### [TASK INPUT]

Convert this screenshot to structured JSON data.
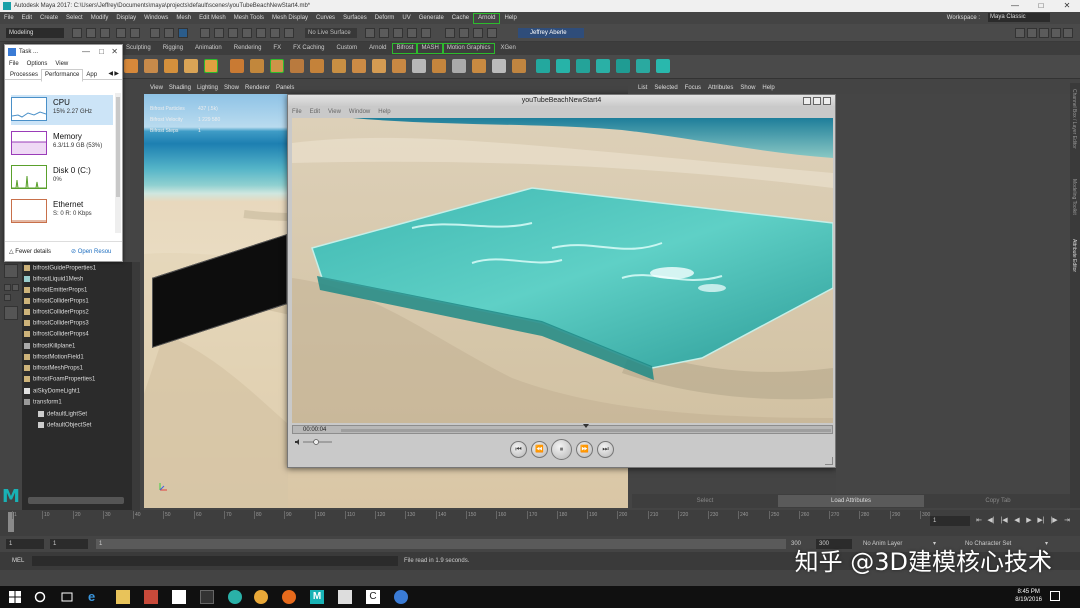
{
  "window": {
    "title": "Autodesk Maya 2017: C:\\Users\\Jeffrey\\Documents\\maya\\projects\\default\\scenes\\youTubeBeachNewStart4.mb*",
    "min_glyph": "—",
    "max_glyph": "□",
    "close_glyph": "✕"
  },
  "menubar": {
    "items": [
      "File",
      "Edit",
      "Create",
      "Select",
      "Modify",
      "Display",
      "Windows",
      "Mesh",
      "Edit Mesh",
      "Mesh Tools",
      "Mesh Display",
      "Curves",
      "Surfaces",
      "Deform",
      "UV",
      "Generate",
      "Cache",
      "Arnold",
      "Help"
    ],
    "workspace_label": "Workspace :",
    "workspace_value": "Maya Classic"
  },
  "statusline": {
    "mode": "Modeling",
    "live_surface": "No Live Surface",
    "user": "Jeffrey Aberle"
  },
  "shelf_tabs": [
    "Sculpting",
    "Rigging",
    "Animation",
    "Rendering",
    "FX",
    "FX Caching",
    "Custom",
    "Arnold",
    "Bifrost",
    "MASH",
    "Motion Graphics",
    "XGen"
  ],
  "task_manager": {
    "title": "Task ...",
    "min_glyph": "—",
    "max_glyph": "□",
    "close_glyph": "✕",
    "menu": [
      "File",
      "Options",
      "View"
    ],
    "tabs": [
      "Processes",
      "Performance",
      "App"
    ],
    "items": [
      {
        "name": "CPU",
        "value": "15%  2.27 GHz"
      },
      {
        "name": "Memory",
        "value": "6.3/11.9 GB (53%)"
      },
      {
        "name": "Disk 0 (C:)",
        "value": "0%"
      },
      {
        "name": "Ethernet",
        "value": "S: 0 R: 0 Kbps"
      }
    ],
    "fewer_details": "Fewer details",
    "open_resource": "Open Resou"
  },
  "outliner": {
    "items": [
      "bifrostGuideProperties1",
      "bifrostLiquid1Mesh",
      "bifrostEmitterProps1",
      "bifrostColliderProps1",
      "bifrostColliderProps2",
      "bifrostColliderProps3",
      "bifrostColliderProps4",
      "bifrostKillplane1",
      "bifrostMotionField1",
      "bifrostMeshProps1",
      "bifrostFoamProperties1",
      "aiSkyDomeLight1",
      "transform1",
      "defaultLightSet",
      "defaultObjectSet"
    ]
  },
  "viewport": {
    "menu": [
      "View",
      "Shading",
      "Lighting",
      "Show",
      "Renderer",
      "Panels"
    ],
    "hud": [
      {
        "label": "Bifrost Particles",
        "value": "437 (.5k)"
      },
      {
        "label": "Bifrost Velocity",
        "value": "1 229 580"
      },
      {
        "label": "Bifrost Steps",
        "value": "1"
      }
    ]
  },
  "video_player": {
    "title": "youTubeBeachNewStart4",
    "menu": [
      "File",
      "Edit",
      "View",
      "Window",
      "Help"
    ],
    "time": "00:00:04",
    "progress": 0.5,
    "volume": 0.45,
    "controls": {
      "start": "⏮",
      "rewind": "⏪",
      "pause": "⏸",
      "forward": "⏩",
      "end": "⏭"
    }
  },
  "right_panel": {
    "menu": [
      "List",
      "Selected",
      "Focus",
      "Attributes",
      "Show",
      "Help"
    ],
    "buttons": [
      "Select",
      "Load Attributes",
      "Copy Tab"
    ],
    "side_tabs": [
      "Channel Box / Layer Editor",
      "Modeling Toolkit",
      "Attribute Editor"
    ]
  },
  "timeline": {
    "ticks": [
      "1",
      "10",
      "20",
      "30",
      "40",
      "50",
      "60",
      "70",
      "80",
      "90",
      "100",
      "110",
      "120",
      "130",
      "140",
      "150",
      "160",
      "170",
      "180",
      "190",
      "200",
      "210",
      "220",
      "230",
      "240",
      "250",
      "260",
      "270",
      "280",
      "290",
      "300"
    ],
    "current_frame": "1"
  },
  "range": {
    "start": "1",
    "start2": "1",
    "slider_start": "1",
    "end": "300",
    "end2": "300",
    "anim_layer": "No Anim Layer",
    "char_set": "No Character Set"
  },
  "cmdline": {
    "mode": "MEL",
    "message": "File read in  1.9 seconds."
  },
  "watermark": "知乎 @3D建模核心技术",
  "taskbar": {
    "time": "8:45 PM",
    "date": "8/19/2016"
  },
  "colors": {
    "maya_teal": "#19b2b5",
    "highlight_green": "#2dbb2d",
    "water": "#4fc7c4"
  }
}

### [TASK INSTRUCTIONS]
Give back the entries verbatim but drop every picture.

### [TASK OUTPUT]
Convert this screenshot to structured JSON data.
{
  "window": {
    "title": "Autodesk Maya 2017: C:\\Users\\Jeffrey\\Documents\\maya\\projects\\default\\scenes\\youTubeBeachNewStart4.mb*",
    "min_glyph": "—",
    "max_glyph": "□",
    "close_glyph": "✕"
  },
  "menubar": {
    "items": [
      "File",
      "Edit",
      "Create",
      "Select",
      "Modify",
      "Display",
      "Windows",
      "Mesh",
      "Edit Mesh",
      "Mesh Tools",
      "Mesh Display",
      "Curves",
      "Surfaces",
      "Deform",
      "UV",
      "Generate",
      "Cache",
      "Arnold",
      "Help"
    ],
    "workspace_label": "Workspace :",
    "workspace_value": "Maya Classic"
  },
  "statusline": {
    "mode": "Modeling",
    "live_surface": "No Live Surface",
    "user": "Jeffrey Aberle"
  },
  "shelf_tabs": [
    "Sculpting",
    "Rigging",
    "Animation",
    "Rendering",
    "FX",
    "FX Caching",
    "Custom",
    "Arnold",
    "Bifrost",
    "MASH",
    "Motion Graphics",
    "XGen"
  ],
  "task_manager": {
    "title": "Task ...",
    "min_glyph": "—",
    "max_glyph": "□",
    "close_glyph": "✕",
    "menu": [
      "File",
      "Options",
      "View"
    ],
    "tabs": [
      "Processes",
      "Performance",
      "App"
    ],
    "items": [
      {
        "name": "CPU",
        "value": "15%  2.27 GHz"
      },
      {
        "name": "Memory",
        "value": "6.3/11.9 GB (53%)"
      },
      {
        "name": "Disk 0 (C:)",
        "value": "0%"
      },
      {
        "name": "Ethernet",
        "value": "S: 0 R: 0 Kbps"
      }
    ],
    "fewer_details": "Fewer details",
    "open_resource": "Open Resou"
  },
  "outliner": {
    "items": [
      "bifrostGuideProperties1",
      "bifrostLiquid1Mesh",
      "bifrostEmitterProps1",
      "bifrostColliderProps1",
      "bifrostColliderProps2",
      "bifrostColliderProps3",
      "bifrostColliderProps4",
      "bifrostKillplane1",
      "bifrostMotionField1",
      "bifrostMeshProps1",
      "bifrostFoamProperties1",
      "aiSkyDomeLight1",
      "transform1",
      "defaultLightSet",
      "defaultObjectSet"
    ]
  },
  "viewport": {
    "menu": [
      "View",
      "Shading",
      "Lighting",
      "Show",
      "Renderer",
      "Panels"
    ],
    "hud": [
      {
        "label": "Bifrost Particles",
        "value": "437 (.5k)"
      },
      {
        "label": "Bifrost Velocity",
        "value": "1 229 580"
      },
      {
        "label": "Bifrost Steps",
        "value": "1"
      }
    ]
  },
  "video_player": {
    "title": "youTubeBeachNewStart4",
    "menu": [
      "File",
      "Edit",
      "View",
      "Window",
      "Help"
    ],
    "time": "00:00:04",
    "progress": 0.5,
    "volume": 0.45,
    "controls": {
      "start": "⏮",
      "rewind": "⏪",
      "pause": "⏸",
      "forward": "⏩",
      "end": "⏭"
    }
  },
  "right_panel": {
    "menu": [
      "List",
      "Selected",
      "Focus",
      "Attributes",
      "Show",
      "Help"
    ],
    "buttons": [
      "Select",
      "Load Attributes",
      "Copy Tab"
    ],
    "side_tabs": [
      "Channel Box / Layer Editor",
      "Modeling Toolkit",
      "Attribute Editor"
    ]
  },
  "timeline": {
    "ticks": [
      "1",
      "10",
      "20",
      "30",
      "40",
      "50",
      "60",
      "70",
      "80",
      "90",
      "100",
      "110",
      "120",
      "130",
      "140",
      "150",
      "160",
      "170",
      "180",
      "190",
      "200",
      "210",
      "220",
      "230",
      "240",
      "250",
      "260",
      "270",
      "280",
      "290",
      "300"
    ],
    "current_frame": "1"
  },
  "range": {
    "start": "1",
    "start2": "1",
    "slider_start": "1",
    "end": "300",
    "end2": "300",
    "anim_layer": "No Anim Layer",
    "char_set": "No Character Set"
  },
  "cmdline": {
    "mode": "MEL",
    "message": "File read in  1.9 seconds."
  },
  "watermark": "知乎 @3D建模核心技术",
  "taskbar": {
    "time": "8:45 PM",
    "date": "8/19/2016"
  },
  "colors": {
    "maya_teal": "#19b2b5",
    "highlight_green": "#2dbb2d",
    "water": "#4fc7c4"
  }
}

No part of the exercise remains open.